- TASK
Before copying, remove every picture, and then repeat all entries below precisely as written.

- EXERCISE MATERIALS
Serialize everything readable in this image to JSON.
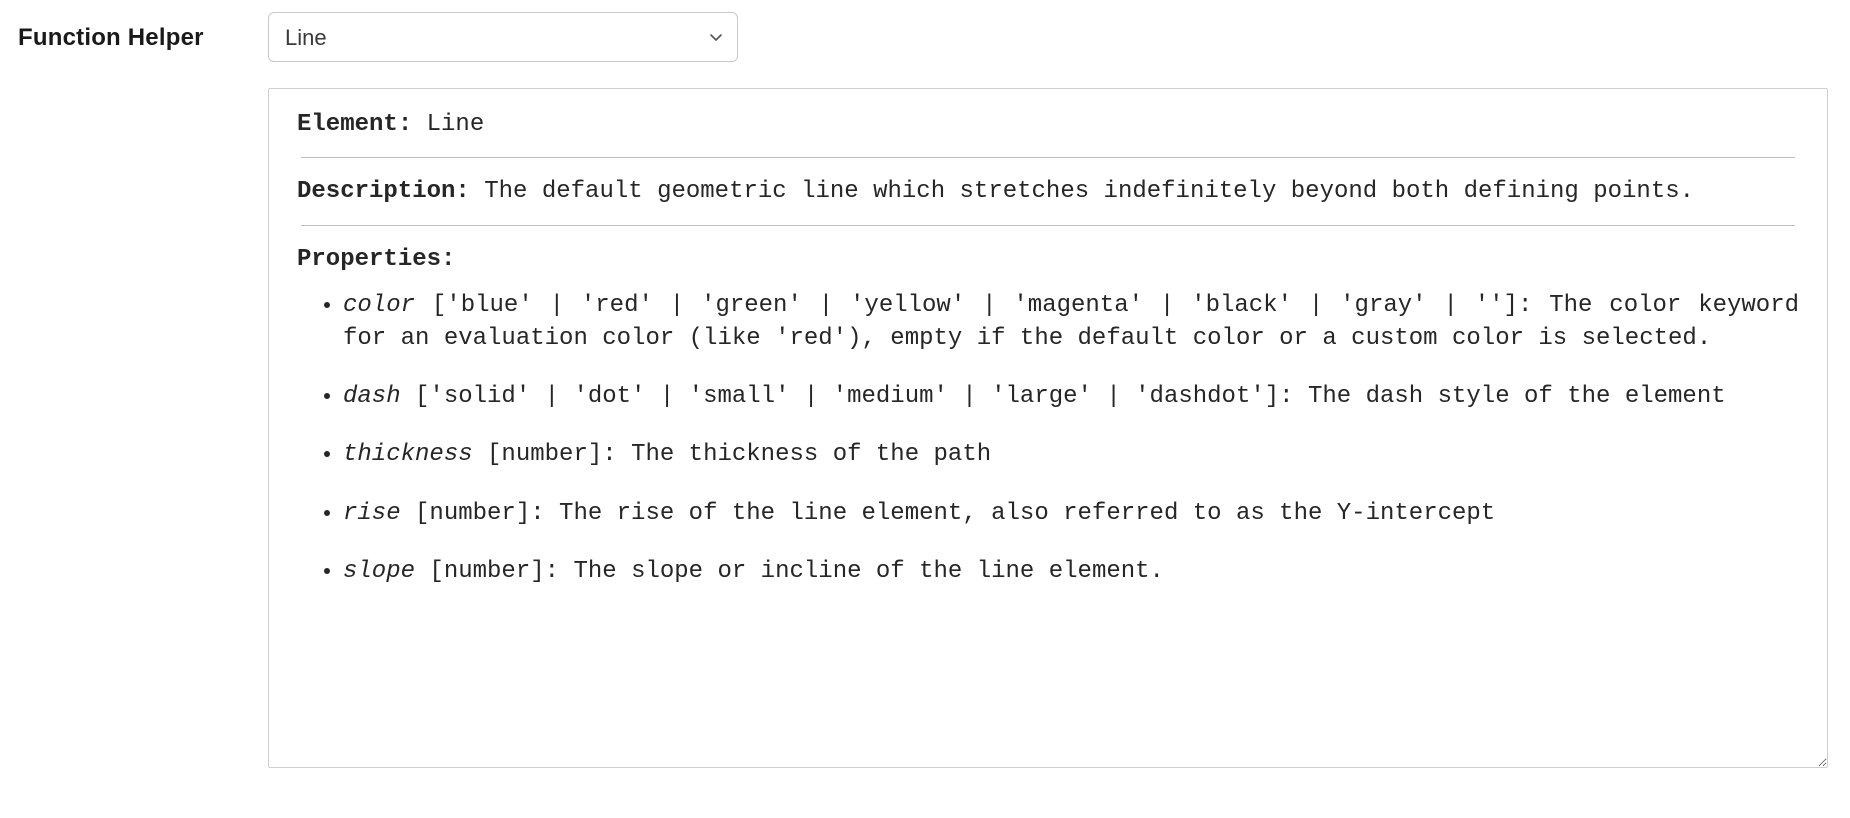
{
  "sidebar": {
    "heading": "Function Helper"
  },
  "selector": {
    "selected": "Line"
  },
  "doc": {
    "element_label": "Element:",
    "element_value": "Line",
    "description_label": "Description:",
    "description_text": "The default geometric line which stretches indefinitely beyond both defining points.",
    "properties_label": "Properties:",
    "props": [
      {
        "name": "color",
        "type": "['blue' | 'red' | 'green' | 'yellow' | 'magenta' | 'black' | 'gray' | '']",
        "desc": "The color keyword for an evaluation color (like 'red'), empty if the default color or a custom color is selected."
      },
      {
        "name": "dash",
        "type": "['solid' | 'dot' | 'small' | 'medium' | 'large' | 'dashdot']",
        "desc": "The dash style of the element"
      },
      {
        "name": "thickness",
        "type": "[number]",
        "desc": "The thickness of the path"
      },
      {
        "name": "rise",
        "type": "[number]",
        "desc": "The rise of the line element, also referred to as the Y-intercept"
      },
      {
        "name": "slope",
        "type": "[number]",
        "desc": "The slope or incline of the line element."
      }
    ]
  }
}
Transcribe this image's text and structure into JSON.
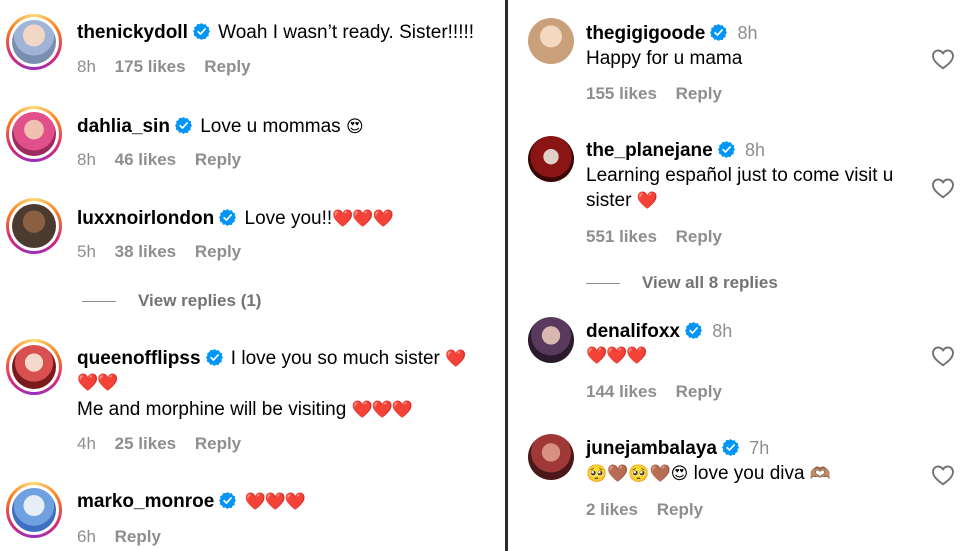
{
  "left": {
    "comments": [
      {
        "username": "thenickydoll",
        "text": "Woah I wasn’t ready. Sister!!!!!",
        "time": "8h",
        "likes": "175 likes",
        "reply": "Reply",
        "avatar_color": "#7a8fb0"
      },
      {
        "username": "dahlia_sin",
        "text": "Love u mommas",
        "emoji": "😍",
        "time": "8h",
        "likes": "46 likes",
        "reply": "Reply",
        "avatar_color": "#c0457e"
      },
      {
        "username": "luxxnoirlondon",
        "text": "Love you!!",
        "hearts": "❤️❤️❤️",
        "time": "5h",
        "likes": "38 likes",
        "reply": "Reply",
        "avatar_color": "#4a3a30"
      },
      {
        "username": "queenofflipss",
        "text": "I love you so much sister",
        "hearts1": "❤️",
        "hearts2": "❤️❤️",
        "text2": "Me and morphine will be visiting",
        "hearts3": "❤️❤️❤️",
        "time": "4h",
        "likes": "25 likes",
        "reply": "Reply",
        "avatar_color": "#b5373a"
      },
      {
        "username": "marko_monroe",
        "hearts": "❤️❤️❤️",
        "time": "6h",
        "reply": "Reply",
        "avatar_color": "#3d6fc2"
      }
    ],
    "view_replies": "View replies (1)"
  },
  "right": {
    "comments": [
      {
        "username": "thegigigoode",
        "time": "8h",
        "text": "Happy for u mama",
        "likes": "155 likes",
        "reply": "Reply",
        "avatar_color": "#c9a07a"
      },
      {
        "username": "the_planejane",
        "time": "8h",
        "text": "Learning español just to come visit u",
        "text2": "sister",
        "hearts": "❤️",
        "likes": "551 likes",
        "reply": "Reply",
        "avatar_color": "#5a1010"
      },
      {
        "username": "denalifoxx",
        "time": "8h",
        "hearts": "❤️❤️❤️",
        "likes": "144 likes",
        "reply": "Reply",
        "avatar_color": "#3a2a3c"
      },
      {
        "username": "junejambalaya",
        "time": "7h",
        "emoji_text": "🥺🤎🥺🤎😍",
        "text": "love you diva",
        "emoji_end": "🫶🏽",
        "likes": "2 likes",
        "reply": "Reply",
        "avatar_color": "#5a2b2b"
      }
    ],
    "view_all": "View all 8 replies"
  },
  "colors": {
    "verified": "#0095f6",
    "muted": "#8e8e8e",
    "heart": "#ff2d3f"
  }
}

- EXERCISE RESULT
Serialize everything readable in this image to JSON.
{
  "sidebar": {
    "heading": "Function Helper"
  },
  "selector": {
    "selected": "Line"
  },
  "doc": {
    "element_label": "Element:",
    "element_value": "Line",
    "description_label": "Description:",
    "description_text": "The default geometric line which stretches indefinitely beyond both defining points.",
    "properties_label": "Properties:",
    "props": [
      {
        "name": "color",
        "type": "['blue' | 'red' | 'green' | 'yellow' | 'magenta' | 'black' | 'gray' | '']",
        "desc": "The color keyword for an evaluation color (like 'red'), empty if the default color or a custom color is selected."
      },
      {
        "name": "dash",
        "type": "['solid' | 'dot' | 'small' | 'medium' | 'large' | 'dashdot']",
        "desc": "The dash style of the element"
      },
      {
        "name": "thickness",
        "type": "[number]",
        "desc": "The thickness of the path"
      },
      {
        "name": "rise",
        "type": "[number]",
        "desc": "The rise of the line element, also referred to as the Y-intercept"
      },
      {
        "name": "slope",
        "type": "[number]",
        "desc": "The slope or incline of the line element."
      }
    ]
  }
}
Transcribe this image's text and structure into JSON.
{
  "left": {
    "comments": [
      {
        "username": "thenickydoll",
        "text": "Woah I wasn’t ready. Sister!!!!!",
        "time": "8h",
        "likes": "175 likes",
        "reply": "Reply",
        "avatar_color": "#7a8fb0"
      },
      {
        "username": "dahlia_sin",
        "text": "Love u mommas",
        "emoji": "😍",
        "time": "8h",
        "likes": "46 likes",
        "reply": "Reply",
        "avatar_color": "#c0457e"
      },
      {
        "username": "luxxnoirlondon",
        "text": "Love you!!",
        "hearts": "❤️❤️❤️",
        "time": "5h",
        "likes": "38 likes",
        "reply": "Reply",
        "avatar_color": "#4a3a30"
      },
      {
        "username": "queenofflipss",
        "text": "I love you so much sister",
        "hearts1": "❤️",
        "hearts2": "❤️❤️",
        "text2": "Me and morphine will be visiting",
        "hearts3": "❤️❤️❤️",
        "time": "4h",
        "likes": "25 likes",
        "reply": "Reply",
        "avatar_color": "#b5373a"
      },
      {
        "username": "marko_monroe",
        "hearts": "❤️❤️❤️",
        "time": "6h",
        "reply": "Reply",
        "avatar_color": "#3d6fc2"
      }
    ],
    "view_replies": "View replies (1)"
  },
  "right": {
    "comments": [
      {
        "username": "thegigigoode",
        "time": "8h",
        "text": "Happy for u mama",
        "likes": "155 likes",
        "reply": "Reply",
        "avatar_color": "#c9a07a"
      },
      {
        "username": "the_planejane",
        "time": "8h",
        "text": "Learning español just to come visit u",
        "text2": "sister",
        "hearts": "❤️",
        "likes": "551 likes",
        "reply": "Reply",
        "avatar_color": "#5a1010"
      },
      {
        "username": "denalifoxx",
        "time": "8h",
        "hearts": "❤️❤️❤️",
        "likes": "144 likes",
        "reply": "Reply",
        "avatar_color": "#3a2a3c"
      },
      {
        "username": "junejambalaya",
        "time": "7h",
        "emoji_text": "🥺🤎🥺🤎😍",
        "text": "love you diva",
        "emoji_end": "🫶🏽",
        "likes": "2 likes",
        "reply": "Reply",
        "avatar_color": "#5a2b2b"
      }
    ],
    "view_all": "View all 8 replies"
  },
  "colors": {
    "verified": "#0095f6",
    "muted": "#8e8e8e",
    "heart": "#ff2d3f"
  }
}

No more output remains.